Depending whether you are a glass half full or a glass half empty type of a person, the previous six months have been either highly encouraging for shareholders in Acacia Mining PLC (LON:ACA) investors, or else the ongoing continuation of a deeply troubling period that began the moment the company was spun out from Barrick Gold Corp (TSE:ABX)(NYSE:GOLD) itself all those years ago.
Acacia, which once upon a time was known as African Barrick, has indeed had a troubled history. Indeed, mining industry experts often blame the downward spiral of the entire Tanzanian mining industry on the inept handling of community relations there by Acacia.
In particular, the operations in the north of the country, a very long way indeed from where Acacia's top brass have traditionally held court in offices in Dar Es Salaam, have proved troublesome. There have been riots. There have been environmental breaches. And people have been killed.
It is in that context that the Tanzanian government has been able to come down hard on the mining industry as a whole, and it’s in that context that Acacia Mining’s shares are 67% down on the 575p listing price that it debuted at nine years ago.
That’s the half-empty case right there, although if you’d bought in at the beginning, we’re actually talking two-thirds empty.
But the world was a different place then too, of course. The global financial crisis had barely got going, and mining companies across the board were enjoying much punchier valuations. And of course, for the seller, Barrick, that deal now looks very good indeed.
So much so that it may well be that Barrick will become tempted to re-absorb the assets it sold at such a premium, but for a much cheaper price.
There are several reasons why such a deal might make sense, both to Barrick and to the government of Tanzania.
The first is the change at the top of Barrick itself. The ink is barely drying on the merger document between London’s former gold mining champion Randgold and Barrick itself, and it’s perhaps even fresher on the contract of the new chief executive, former Randgold driving force Mark Bristow.
Seasoned mining investors will know that Bristow built up an enviable track record for Randgold as one of the most reliable gold mining companies in the world, built almost exclusively around a portfolio of African assets.

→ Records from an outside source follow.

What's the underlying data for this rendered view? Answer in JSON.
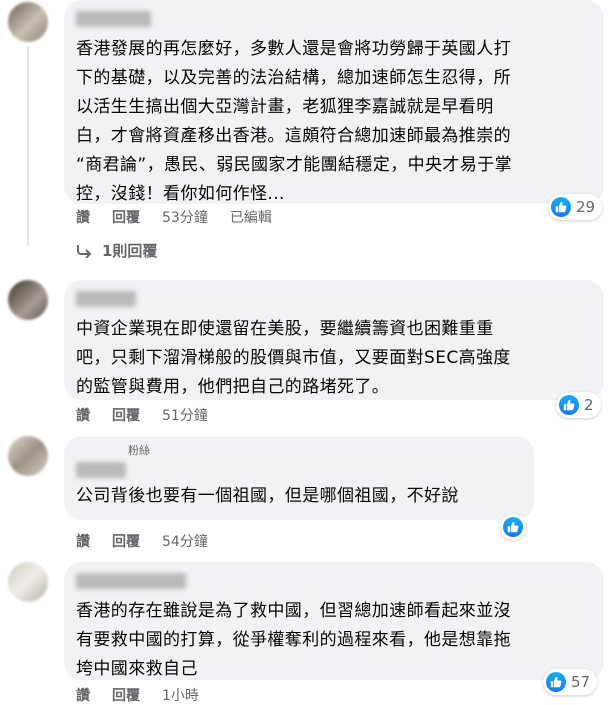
{
  "comments": [
    {
      "text": "香港發展的再怎麼好，多數人還是會將功勞歸于英國人打\n下的基礎，以及完善的法治結構，總加速師怎生忍得，所\n以活生生搞出個大亞灣計畫，老狐狸李嘉誠就是早看明\n白，才會將資產移出香港。這頗符合總加速師最為推崇的\n“商君論”，愚民、弱民國家才能團結穩定，中央才易于掌\n控，沒錢！看你如何作怪...",
      "like_label": "讚",
      "reply_label": "回覆",
      "time": "53分鐘",
      "edited": "已編輯",
      "reaction_count": "29"
    },
    {
      "text": "中資企業現在即使還留在美股，要繼續籌資也困難重重\n吧，只剩下溜滑梯般的股價與市值，又要面對SEC高強度\n的監管與費用，他們把自己的路堵死了。",
      "like_label": "讚",
      "reply_label": "回覆",
      "time": "51分鐘",
      "reaction_count": "2"
    },
    {
      "author_note": "粉絲",
      "text": "公司背後也要有一個祖國，但是哪個祖國，不好說",
      "like_label": "讚",
      "reply_label": "回覆",
      "time": "54分鐘"
    },
    {
      "text": "香港的存在雖說是為了救中國，但習總加速師看起來並沒\n有要救中國的打算，從爭權奪利的過程來看，他是想靠拖\n垮中國來救自己",
      "like_label": "讚",
      "reply_label": "回覆",
      "time": "1小時",
      "reaction_count": "57"
    }
  ],
  "replies_link": "1則回覆",
  "colors": {
    "accent": "#1877f2",
    "bubble": "#f0f2f5",
    "meta": "#65676b"
  },
  "icons": {
    "like": "thumbs-up-icon",
    "reply_arrow": "reply-arrow-icon"
  }
}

Thus Randgold brought into the Barrick stable considerable exposure to the Democratic Republic of Congo, for example, and to Cote D’Ivoire. A case could easily be made that both of those countries are far trickier jurisdictions than Tanzania. But more to the point, Barrick, which once ran from its African assets partly for fear of a lack of African expertise, is now teeming with the relevant skills.
Bristow knows how to operate in Africa, he knows how to do corporate deals in Africa, and he probably has several high-level ins right to the heart of the Tanzanian government.
From his point of view, a deal would be attractive on a number of counts. First off, even if Barrick ended up paying a premium to market for Acacia, it can be very plausibly argued that buying the same assets back at a much cheaper price than they were sold makes sense. And if the Acacia board pushes too hard for too much of a premium, then Bristow can push back by highlighting all the literal and financial goodwill that has been destroyed in the intervening period.
Secondly, it would establish Bristow as the major consolidator of gold assets globally, in a phase of consolidation that looks to be getting underway industry-wide. A deal ought not to be too hard to push through since Barrick still owns around 64% of Acacia’s shares.
And thirdly, for the half-full types, Acacia isn’t actually doing that badly just at the minute. Last year’s losses have turned to profit, and all-in costs remain attractively low at around US$890 per ounce. Bristow himself is a fan of low-cost operations and famously models all the Randgold operations using a gold price assumption of US$1,000, which is much more conservative than the industry standard.
What’s more, Acacia’s production, partly as a result of the ongoing disputes with the government, remains depressed. If Bristow backs himself to address and fix those issues, the growth that could be delivered from the Acacia suite of assets could be exponentially greater.
With the gold price still holding firm above US$1,300, it’s an interesting time to be in the sector. One thing is for sure, Bristow’s unlikely to stand still. If Acacia doesn’t come back into the Barrick fold, then the recent boost in share price may conversely herald an opportunity to sell. There has been talk before of potential Chinese buyers. Wither way the attitude of the Tanzanian government is likely to be crucial.